§ **Work order**: Lines holding the string "avatar": copy each one from the listing below.

§ **Data for processing**:
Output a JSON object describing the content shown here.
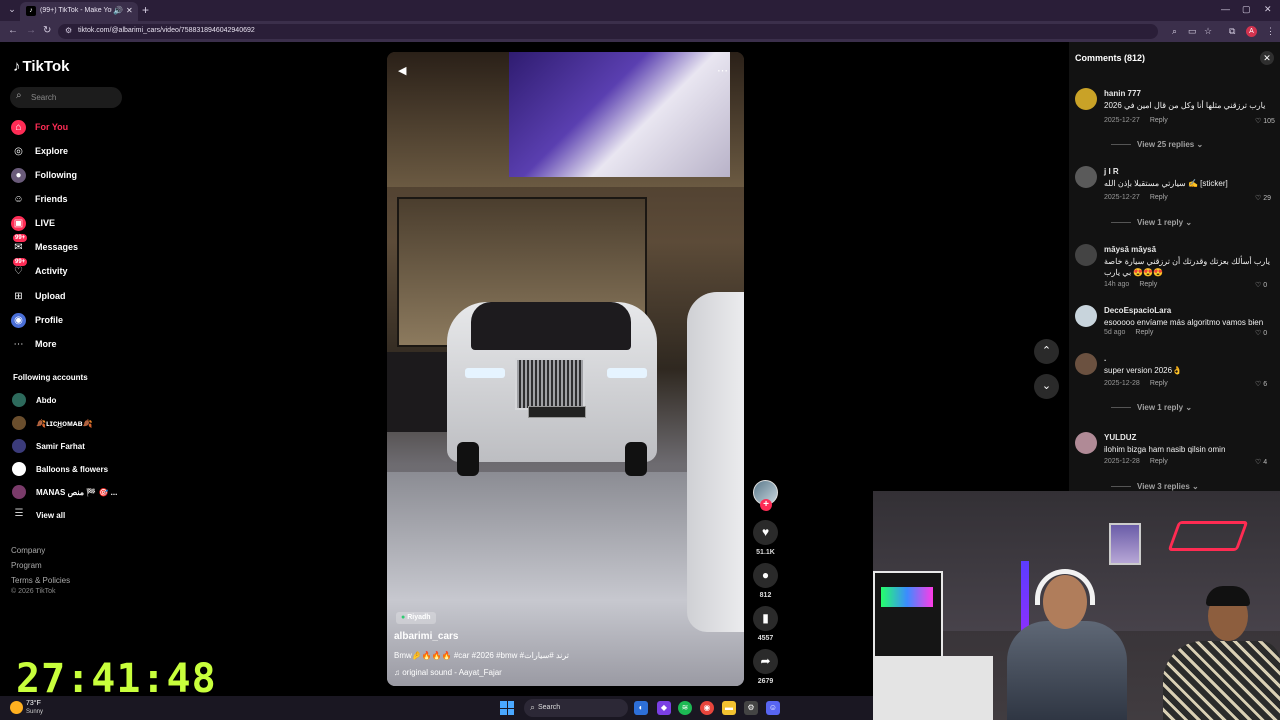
{
  "browser": {
    "tab_title": "(99+) TikTok - Make Your Day",
    "tab_list_glyph": "⌄",
    "new_tab_glyph": "+",
    "url": "tiktok.com/@albarimi_cars/video/7588318946042940692",
    "window_controls": [
      "—",
      "▢",
      "✕"
    ]
  },
  "tiktok": {
    "logo": "TikTok",
    "search_placeholder": "Search",
    "nav": [
      {
        "label": "For You",
        "icon": "home-icon",
        "active": true
      },
      {
        "label": "Explore",
        "icon": "compass-icon"
      },
      {
        "label": "Following",
        "icon": "following-icon"
      },
      {
        "label": "Friends",
        "icon": "friends-icon"
      },
      {
        "label": "LIVE",
        "icon": "live-icon"
      },
      {
        "label": "Messages",
        "icon": "messages-icon",
        "badge": "99+"
      },
      {
        "label": "Activity",
        "icon": "activity-icon",
        "badge": "99+"
      },
      {
        "label": "Upload",
        "icon": "upload-icon"
      },
      {
        "label": "Profile",
        "icon": "profile-icon"
      },
      {
        "label": "More",
        "icon": "more-icon"
      }
    ],
    "following_heading": "Following accounts",
    "following_accounts": [
      {
        "name": "Abdo",
        "color": "#2d6a5c"
      },
      {
        "name": "🍂ʟɪᴄ͜ʜᴏᴍᴀʙ🍂",
        "color": "#6a4e2d"
      },
      {
        "name": "Samir Farhat",
        "color": "#3b3b7a"
      },
      {
        "name": "Balloons & flowers",
        "color": "#ffffff"
      },
      {
        "name": "MANAS منص 🏁 🎯 ...",
        "color": "#7a3b6a"
      }
    ],
    "view_all": "View all",
    "footer_links": [
      "Company",
      "Program",
      "Terms & Policies"
    ],
    "copyright": "© 2026 TikTok"
  },
  "timer": "27:41:48",
  "video": {
    "location": "Riyadh",
    "author": "albarimi_cars",
    "caption": "Bmw🤌🔥🔥🔥 #car #2026 #bmw #ترند #سيارات",
    "sound": "♫ original sound - Aayat_Fajar",
    "likes": "51.1K",
    "comments": "812",
    "saves": "4557",
    "shares": "2679"
  },
  "comments_panel": {
    "title": "Comments",
    "count": "(812)",
    "items": [
      {
        "user": "hanin 777",
        "text": "يارب ترزقني مثلها أنا وكل من قال امين في 2026",
        "date": "2025-12-27",
        "likes": "105",
        "avatar": "#c9a227",
        "replies": "View 25 replies"
      },
      {
        "user": "j I R",
        "text": "سيارتي مستقبلا بإذن الله ✍️ [sticker]",
        "date": "2025-12-27",
        "likes": "29",
        "avatar": "#5a5a5a",
        "replies": "View 1 reply"
      },
      {
        "user": "māysā māysā",
        "text": "يارب أسألك بعزتك وقدرتك أن ترزقني سيارة خاصة بي يارب 😍😍😍",
        "date": "14h ago",
        "likes": "0",
        "avatar": "#444444"
      },
      {
        "user": "DecoEspacioLara",
        "text": "esooooo envíame más algoritmo vamos bien",
        "date": "5d ago",
        "likes": "0",
        "avatar": "#c8d4dc"
      },
      {
        "user": ".",
        "text": "super version 2026👌",
        "date": "2025-12-28",
        "likes": "6",
        "avatar": "#6b5140",
        "replies": "View 1 reply"
      },
      {
        "user": "YULDUZ",
        "text": "ilohim bizga ham nasib qilsin omin",
        "date": "2025-12-28",
        "likes": "4",
        "avatar": "#b08a96",
        "replies": "View 3 replies"
      }
    ],
    "reply_label": "Reply"
  },
  "taskbar": {
    "temperature": "73°F",
    "condition": "Sunny",
    "search_label": "Search"
  }
}
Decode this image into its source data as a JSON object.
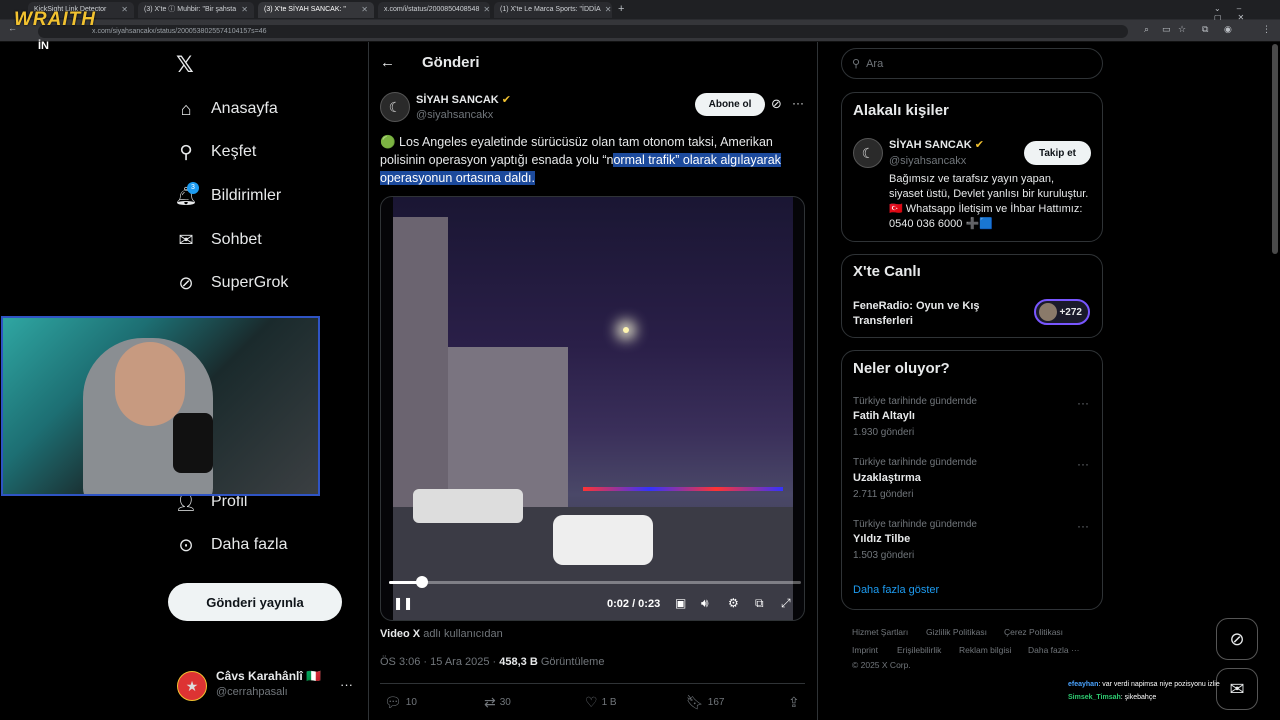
{
  "browser": {
    "tabs": [
      {
        "label": "KickSight Link Detector"
      },
      {
        "label": "(3) X'te ⓘ Muhbir: \"Bir şahsta"
      },
      {
        "label": "(3) X'te SİYAH SANCAK: \""
      },
      {
        "label": "x.com/i/status/2000850408548"
      },
      {
        "label": "(1) X'te Le Marca Sports: \"İDDİA"
      }
    ],
    "new_tab": "+",
    "url": "x.com/siyahsancakx/status/2000538025574104157s=46"
  },
  "overlay": {
    "brand": "WRAITH",
    "brand_sub": "İN"
  },
  "nav": {
    "items": [
      {
        "label": "Anasayfa",
        "icon": "home-icon"
      },
      {
        "label": "Keşfet",
        "icon": "search-icon"
      },
      {
        "label": "Bildirimler",
        "icon": "bell-icon",
        "badge": "3"
      },
      {
        "label": "Sohbet",
        "icon": "mail-icon"
      },
      {
        "label": "SuperGrok",
        "icon": "grok-icon"
      },
      {
        "label": "Profil",
        "icon": "person-icon"
      },
      {
        "label": "Daha fazla",
        "icon": "more-circle-icon"
      }
    ],
    "post_button": "Gönderi yayınla",
    "account": {
      "name": "Câvs Karahânlî 🇮🇹",
      "handle": "@cerrahpasalı"
    }
  },
  "post": {
    "header_title": "Gönderi",
    "author_name": "SİYAH SANCAK",
    "author_handle": "@siyahsancakx",
    "follow_label": "Abone ol",
    "text_plain": "🟢 Los Angeles eyaletinde sürücüsüz olan tam otonom taksi, Amerikan polisinin operasyon yaptığı esnada yolu “n",
    "text_highlight": "ormal trafik” olarak algılayarak operasyonun ortasına daldı.",
    "video": {
      "time": "0:02 / 0:23",
      "progress": 0.08
    },
    "via_bold": "Video X",
    "via_rest": "adlı kullanıcıdan",
    "meta_time": "ÖS 3:06 · 15 Ara 2025 · ",
    "meta_views": "458,3 B",
    "meta_views_label": "Görüntüleme",
    "actions": {
      "replies": "10",
      "reposts": "30",
      "likes": "1 B",
      "bookmarks": "167"
    }
  },
  "right": {
    "search_placeholder": "Ara",
    "related": {
      "title": "Alakalı kişiler",
      "name": "SİYAH SANCAK",
      "handle": "@siyahsancakx",
      "follow": "Takip et",
      "bio": "Bağımsız ve tarafsız yayın yapan, siyaset üstü, Devlet yanlısı bir kuruluştur. 🇹🇷 Whatsapp İletişim ve İhbar Hattımız: 0540 036 6000 ➕🟦"
    },
    "live": {
      "title": "X'te Canlı",
      "name": "FeneRadio: Oyun ve Kış Transferleri",
      "count": "+272"
    },
    "trends": {
      "title": "Neler oluyor?",
      "items": [
        {
          "context": "Türkiye tarihinde gündemde",
          "name": "Fatih Altaylı",
          "count": "1.930 gönderi"
        },
        {
          "context": "Türkiye tarihinde gündemde",
          "name": "Uzaklaştırma",
          "count": "2.711 gönderi"
        },
        {
          "context": "Türkiye tarihinde gündemde",
          "name": "Yıldız Tilbe",
          "count": "1.503 gönderi"
        }
      ],
      "show_more": "Daha fazla göster"
    },
    "footer": [
      "Hizmet Şartları",
      "Gizlilik Politikası",
      "Çerez Politikası",
      "Imprint",
      "Erişilebilirlik",
      "Reklam bilgisi",
      "Daha fazla ···",
      "© 2025 X Corp."
    ]
  },
  "chat": [
    {
      "user": "efeayhan",
      "msg": ": var verdi napimsa niye pozisyonu izlie"
    },
    {
      "user": "Simsek_Timsah",
      "msg": ": şikebahçe"
    }
  ],
  "colors": {
    "accent": "#1d9bf0",
    "highlight": "#1c4a9c",
    "webcam_border": "#2f54c4",
    "brand": "#f2c230"
  }
}
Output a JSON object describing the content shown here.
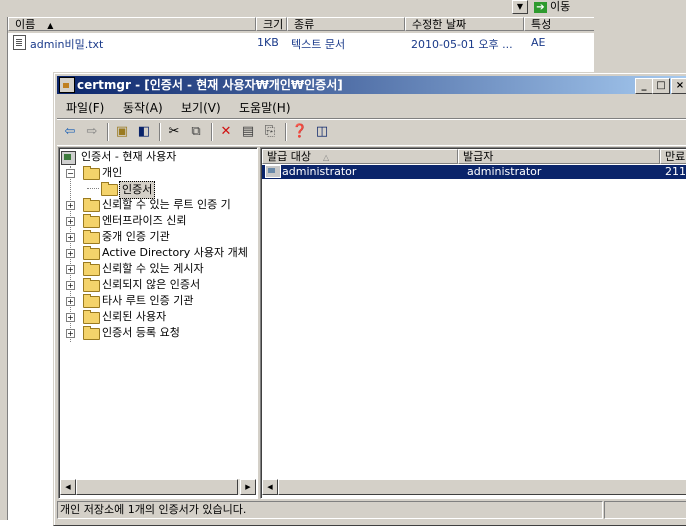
{
  "background_window": {
    "go_label": "이동",
    "columns": [
      "이름",
      "크기",
      "종류",
      "수정한 날짜",
      "특성"
    ],
    "file": {
      "name": "admin비밀.txt",
      "size": "1KB",
      "type": "텍스트 문서",
      "modified": "2010-05-01 오후 ...",
      "attributes": "AE"
    }
  },
  "window": {
    "title": "certmgr - [인증서 - 현재 사용자₩개인₩인증서]",
    "controls": [
      "_",
      "□",
      "×"
    ]
  },
  "menu": [
    "파일(F)",
    "동작(A)",
    "보기(V)",
    "도움말(H)"
  ],
  "toolbar_icons": [
    "back-arrow-icon",
    "forward-arrow-icon",
    "up-folder-icon",
    "show-hide-tree-icon",
    "cut-icon",
    "copy-icon",
    "delete-icon",
    "properties-icon",
    "refresh-icon",
    "export-list-icon",
    "help-icon",
    "console-icon"
  ],
  "tree": {
    "root": "인증서 - 현재 사용자",
    "personal": "개인",
    "personal_child": "인증서",
    "items": [
      "신뢰할 수 있는 루트 인증 기",
      "엔터프라이즈 신뢰",
      "중개 인증 기관",
      "Active Directory 사용자 개체",
      "신뢰할 수 있는 게시자",
      "신뢰되지 않은 인증서",
      "타사 루트 인증 기관",
      "신뢰된 사용자",
      "인증서 등록 요청"
    ]
  },
  "list": {
    "columns": [
      "발급 대상",
      "발급자",
      "만료"
    ],
    "rows": [
      {
        "issued_to": "administrator",
        "issued_by": "administrator",
        "expiry": "211"
      }
    ]
  },
  "status": "개인 저장소에 1개의 인증서가 있습니다."
}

§ **Response to the task**:
        "avatar": "#c9a227",
        "avatar": "#5a5a5a",
        "avatar": "#444444"
        "avatar": "#c8d4dc"
        "avatar": "#6b5140",
        "avatar": "#b08a96",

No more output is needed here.